Every line of the data below should be written out word for word.

Collection entries
◆ ◆ ◆

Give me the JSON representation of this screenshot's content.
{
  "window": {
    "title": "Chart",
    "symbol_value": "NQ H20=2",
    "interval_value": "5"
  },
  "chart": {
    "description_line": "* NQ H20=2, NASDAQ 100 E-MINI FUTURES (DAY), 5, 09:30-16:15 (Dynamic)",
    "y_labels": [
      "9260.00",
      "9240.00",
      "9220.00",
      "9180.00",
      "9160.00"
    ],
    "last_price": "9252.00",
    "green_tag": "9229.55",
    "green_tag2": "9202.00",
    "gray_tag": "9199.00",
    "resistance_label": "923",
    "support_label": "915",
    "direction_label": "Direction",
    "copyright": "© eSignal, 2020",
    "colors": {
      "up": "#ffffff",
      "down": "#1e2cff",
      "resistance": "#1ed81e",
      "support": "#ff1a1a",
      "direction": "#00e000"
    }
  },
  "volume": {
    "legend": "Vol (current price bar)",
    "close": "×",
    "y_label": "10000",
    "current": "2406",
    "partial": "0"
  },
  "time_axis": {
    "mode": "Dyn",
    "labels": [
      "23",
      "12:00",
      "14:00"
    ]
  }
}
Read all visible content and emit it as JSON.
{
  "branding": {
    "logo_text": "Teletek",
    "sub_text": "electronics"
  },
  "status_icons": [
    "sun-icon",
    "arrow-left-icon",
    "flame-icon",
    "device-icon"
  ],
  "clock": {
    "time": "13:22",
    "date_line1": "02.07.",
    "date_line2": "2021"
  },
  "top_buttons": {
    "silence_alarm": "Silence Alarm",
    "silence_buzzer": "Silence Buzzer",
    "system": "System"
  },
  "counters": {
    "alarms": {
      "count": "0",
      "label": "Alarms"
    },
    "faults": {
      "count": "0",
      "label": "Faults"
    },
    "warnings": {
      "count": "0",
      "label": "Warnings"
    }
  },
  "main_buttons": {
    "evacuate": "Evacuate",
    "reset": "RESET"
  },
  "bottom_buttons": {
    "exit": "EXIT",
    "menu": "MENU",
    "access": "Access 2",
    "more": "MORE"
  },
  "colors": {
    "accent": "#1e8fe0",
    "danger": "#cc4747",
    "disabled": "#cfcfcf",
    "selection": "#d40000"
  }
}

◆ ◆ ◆

TASK SOLUTION =
Give me the JSON representation of this screenshot's content.
{
  "window": {
    "title": "Chart",
    "symbol_value": "NQ H20=2",
    "interval_value": "5"
  },
  "chart": {
    "description_line": "* NQ H20=2, NASDAQ 100 E-MINI FUTURES (DAY), 5, 09:30-16:15 (Dynamic)",
    "y_labels": [
      "9260.00",
      "9240.00",
      "9220.00",
      "9180.00",
      "9160.00"
    ],
    "last_price": "9252.00",
    "green_tag": "9229.55",
    "green_tag2": "9202.00",
    "gray_tag": "9199.00",
    "resistance_label": "923",
    "support_label": "915",
    "direction_label": "Direction",
    "copyright": "© eSignal, 2020",
    "colors": {
      "up": "#ffffff",
      "down": "#1e2cff",
      "resistance": "#1ed81e",
      "support": "#ff1a1a",
      "direction": "#00e000"
    }
  },
  "volume": {
    "legend": "Vol (current price bar)",
    "close": "×",
    "y_label": "10000",
    "current": "2406",
    "partial": "0"
  },
  "time_axis": {
    "mode": "Dyn",
    "labels": [
      "23",
      "12:00",
      "14:00"
    ]
  }
}
Read all visible content and emit it as JSON.
{
  "branding": {
    "logo_text": "Teletek",
    "sub_text": "electronics"
  },
  "status_icons": [
    "sun-icon",
    "arrow-left-icon",
    "flame-icon",
    "device-icon"
  ],
  "clock": {
    "time": "13:22",
    "date_line1": "02.07.",
    "date_line2": "2021"
  },
  "top_buttons": {
    "silence_alarm": "Silence Alarm",
    "silence_buzzer": "Silence Buzzer",
    "system": "System"
  },
  "counters": {
    "alarms": {
      "count": "0",
      "label": "Alarms"
    },
    "faults": {
      "count": "0",
      "label": "Faults"
    },
    "warnings": {
      "count": "0",
      "label": "Warnings"
    }
  },
  "main_buttons": {
    "evacuate": "Evacuate",
    "reset": "RESET"
  },
  "bottom_buttons": {
    "exit": "EXIT",
    "menu": "MENU",
    "access": "Access 2",
    "more": "MORE"
  },
  "colors": {
    "accent": "#1e8fe0",
    "danger": "#cc4747",
    "disabled": "#cfcfcf",
    "selection": "#d40000"
  }
}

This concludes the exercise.